IT is the most commonly used antidepressant
in Australia and was yesterday blamed for causing one man to kill
his wife of 50 years.
"I am satisfied that but for the Zoloft
he had taken, he would not have strangled his wife," NSW Supreme
Court Justice Barry O'Keefe said, ordering the release of confessed
killer David John Hawkins, 76, on July 31.
Hawkins, who has since recovered from depression, was sentenced
to three years' jail with a two-year non-parole period, but he has
already served nearly two years on remand.
The case was "a tragic reminder to medical practitioners and the
community of the possible serious – even dangerous – side effects
that can be produced by Zoloft", Justice O'Keefe said in his
Hawkins confessed to strangling his wife Margaret, 70, at their
hobby farm near Tumbarumba, in southern NSW, on August 1, 1999.
The retired mechanic, who suffered from depression, had taken
five 50 milligram tablets of Zoloft – a medication similar to Prozac
– during the night of July 31 because he was unable to sleep. The
amount was five times the dose prescribed for him by his doctor.
About 7am, he had got out of bed to get wood for the fire, but
suddenly found himself with his hands around his wife's neck.
"I just went absolutely berserk. I can remember shouting and
screaming . . . I have never done it before," he told the court.
The case could spark a rush of defendants trying to dodge murder
charges on the grounds they were using antidepressants, barrister
Stephen Odgers SC, a criminal law specialist, said last night.
"While it's possible that there will be a number of defendants
who try to rely on this kind of defence in the future, it cannot be
assumed the prosecutors or judges or juries will naively accept such
a defence," he said.
Pfizer, the manufacturers of Zoloft, said yesterday Justice
O'Keefe's comments about its drug were "extraordinary".
"We have a myriad of information available, but that was simply
not presented in this case," Pfizer medical director Bill Ketelbey
said. "There was evidence presented (for the) defence, but there was
never the opportunity for contrary evidence to be presented . . . we
feel it is very, very unfair that Zoloft has been labelled as it has
Psychiatric experts told the court Zoloft had been linked with 29
cases of aggression and 40 cases of manic reaction in patients.
David Healy of the University of Wales gave evidence that Zoloft
can cause a rise in suicidal or homicidal feelings.
But psychiatrists and depression experts defended the drug
Professor of psychiatry at the University of NSW, Philip
Mitchell, said the case was a very uncommon event. "The community
should not be afraid of these medications," he said.
Hawkins will live with his daughter in Wagga Wagga when he is
Justice O'Keefe has put the spotlight on
the after affects of Zoloft, and possibly other anti-depressants.
Doctors are relying too heavily on "wonderdrugs" and the
pharmaceutical industry.
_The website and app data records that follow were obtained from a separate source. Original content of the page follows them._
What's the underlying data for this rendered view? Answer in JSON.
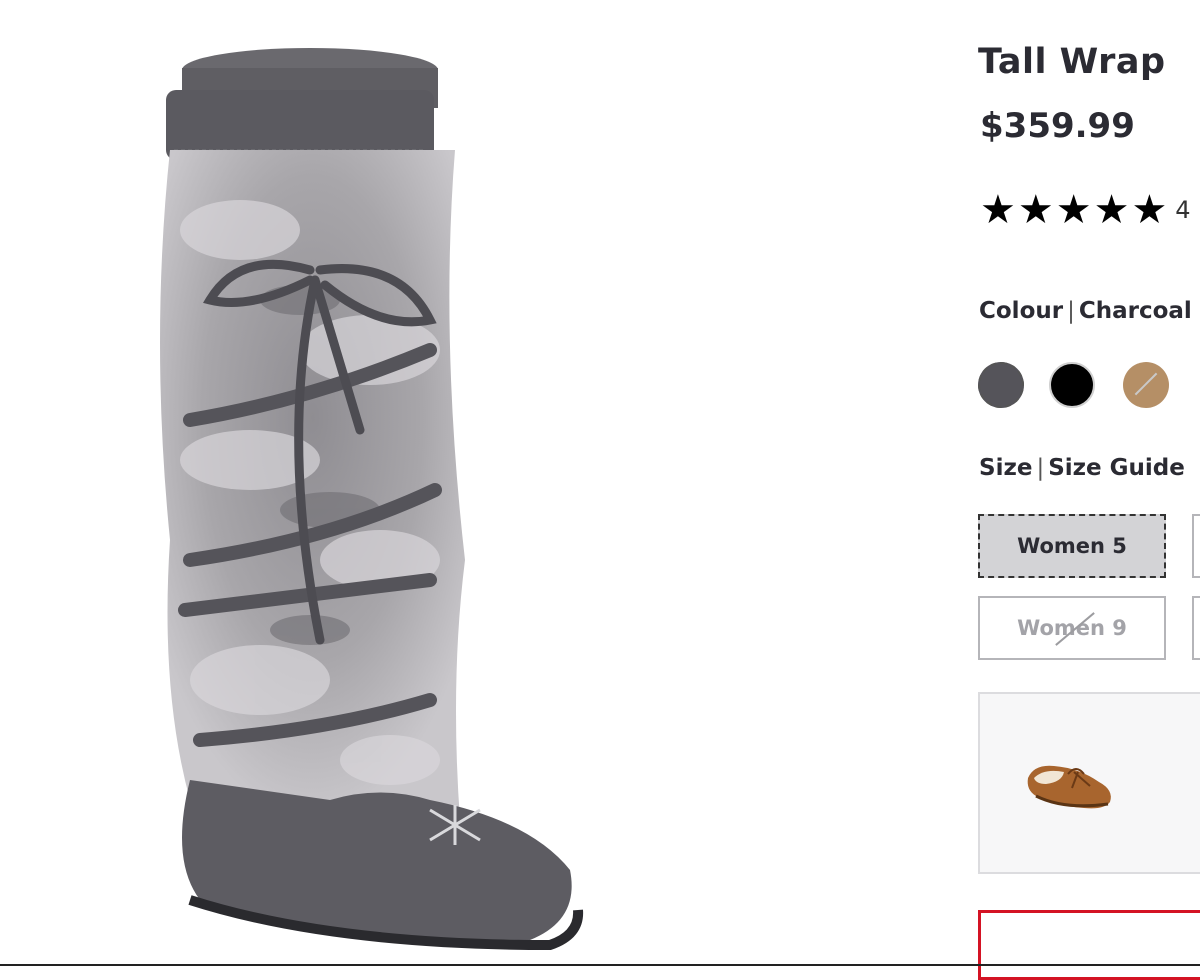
{
  "product": {
    "title": "Tall Wrap",
    "price": "$359.99",
    "image_alt": "charcoal-fur-wrap-boot",
    "rating": {
      "stars": 5,
      "count_text": "4"
    }
  },
  "colour": {
    "label": "Colour",
    "separator": "|",
    "selected": "Charcoal",
    "swatches": [
      {
        "name": "charcoal",
        "color": "#55545a",
        "selected": true,
        "available": true
      },
      {
        "name": "black",
        "color": "#000000",
        "selected": false,
        "available": true
      },
      {
        "name": "tan",
        "color": "#b58f66",
        "selected": false,
        "available": false
      }
    ]
  },
  "size": {
    "label": "Size",
    "separator": "|",
    "guide_link": "Size Guide",
    "options": [
      {
        "label": "Women 5",
        "selected": true,
        "available": true
      },
      {
        "label": "",
        "selected": false,
        "available": true
      },
      {
        "label": "Women 9",
        "selected": false,
        "available": false
      },
      {
        "label": "",
        "selected": false,
        "available": true
      }
    ]
  },
  "recommendation": {
    "image": "brown-moccasin-slipper"
  },
  "colors": {
    "accent_red": "#d41324",
    "text": "#2b2b33"
  }
}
Companies like Pfizer are coercing Doctors
to use their products by incentive based marketing. The person that
suffers is the patient because they are not made aware of the
alternatives available to them other than drug regimes. The
pharmaceutical industry has its own interests at heart driven by
multimillion dollar profits. David Hawkins will forever bear the
scars of Zoloft's after affects, and so will others.